(Records contained in a dataset)

┌────────

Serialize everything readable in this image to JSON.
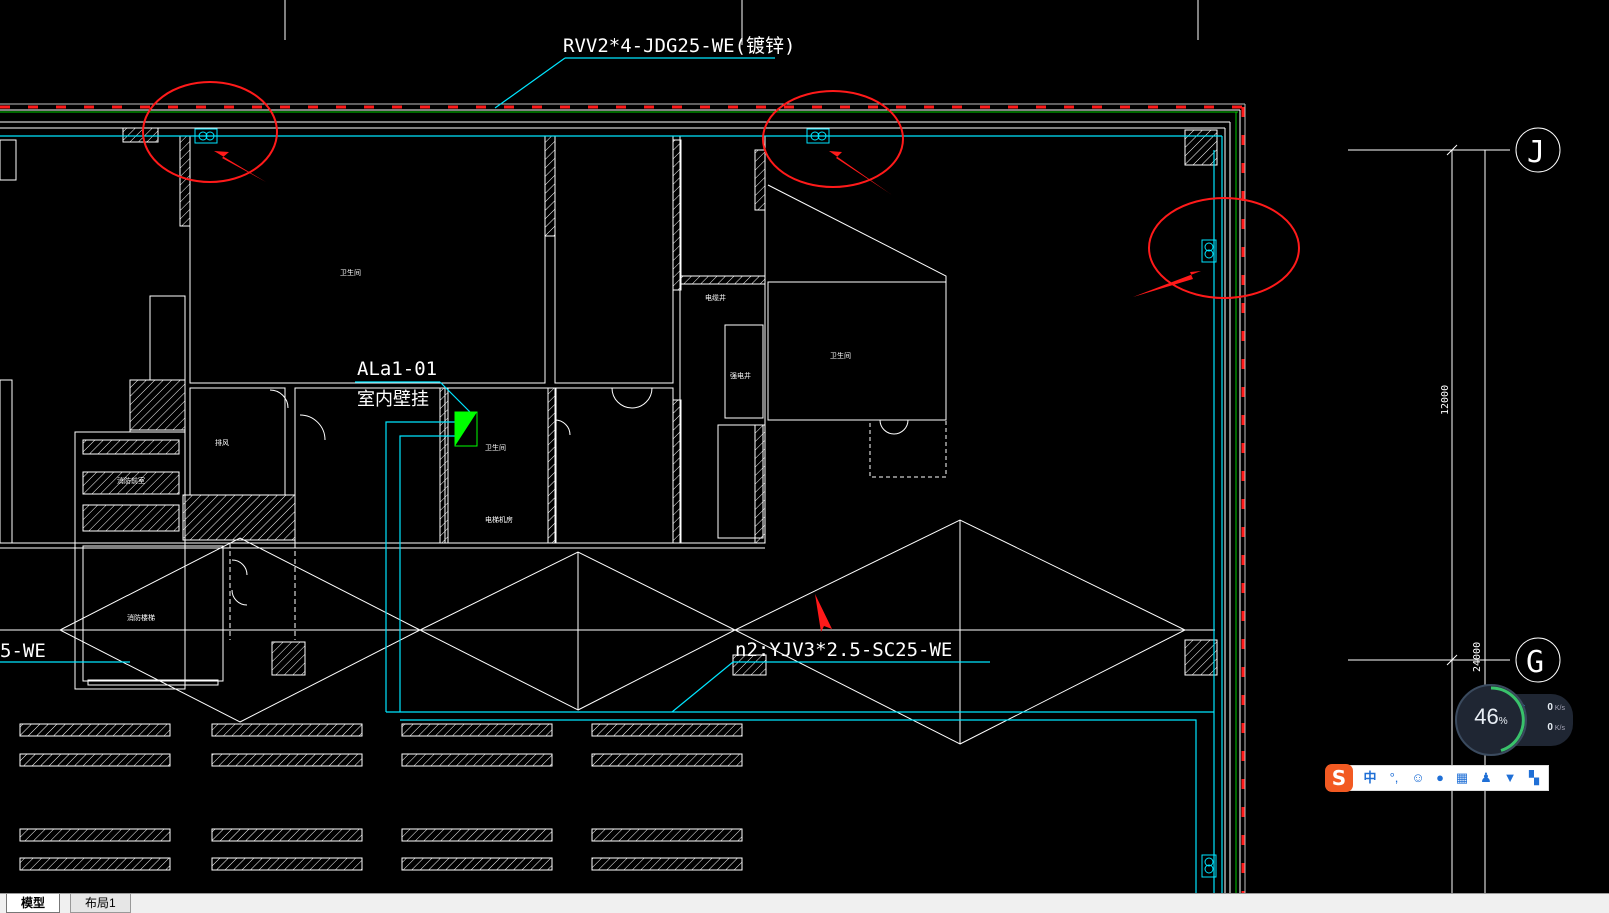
{
  "drawing": {
    "labels": {
      "cable_top": "RVV2*4-JDG25-WE(镀锌)",
      "cable_left": "5-WE",
      "cable_bottom": "n2:YJV3*2.5-SC25-WE",
      "panel_id": "ALa1-01",
      "panel_desc": "室内壁挂",
      "dim_upper": "12000",
      "dim_lower": "24000",
      "axis_j": "J",
      "axis_g": "G"
    },
    "room_labels": [
      "卫生间",
      "卫生间",
      "卫生间",
      "消防楼梯",
      "排风",
      "电缆井",
      "强电井",
      "消防前室",
      "电梯机房"
    ],
    "colors": {
      "background": "#000000",
      "wall": "#ffffff",
      "cable": "#00e5ff",
      "panel": "#00ff00",
      "markup": "#ff1a1a",
      "green_line": "#00cc00"
    }
  },
  "tabs": [
    {
      "label": "模型",
      "active": true
    },
    {
      "label": "布局1",
      "active": false
    }
  ],
  "net_widget": {
    "percent": "46",
    "percent_unit": "%",
    "upload": "0",
    "download": "0",
    "unit": "K/s"
  },
  "ime": {
    "logo": "S",
    "mode": "中",
    "punct": "°,",
    "buttons": [
      "emoji",
      "voice",
      "keyboard",
      "user",
      "skin",
      "toolbox"
    ]
  }
}
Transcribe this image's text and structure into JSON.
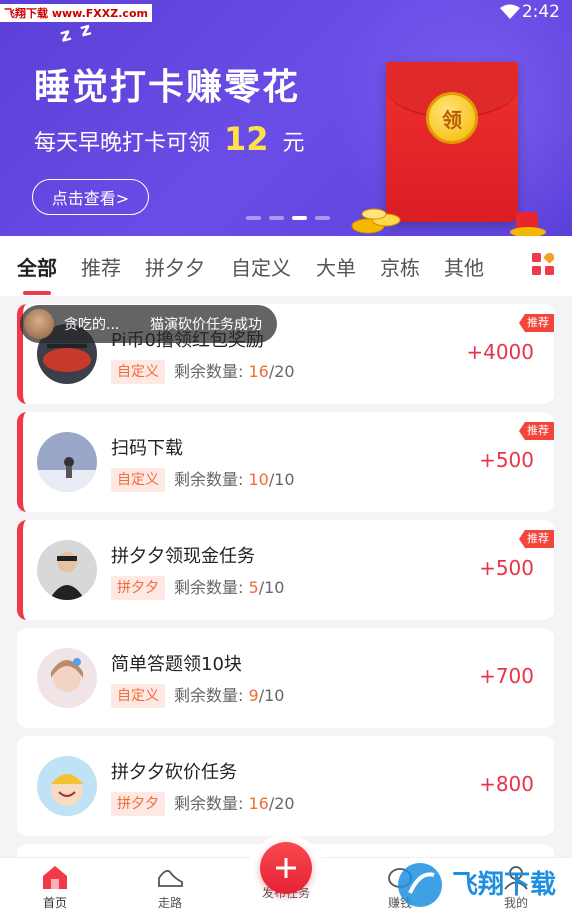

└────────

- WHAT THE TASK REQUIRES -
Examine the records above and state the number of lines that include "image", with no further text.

- RESPONSE TO THE TASK -
2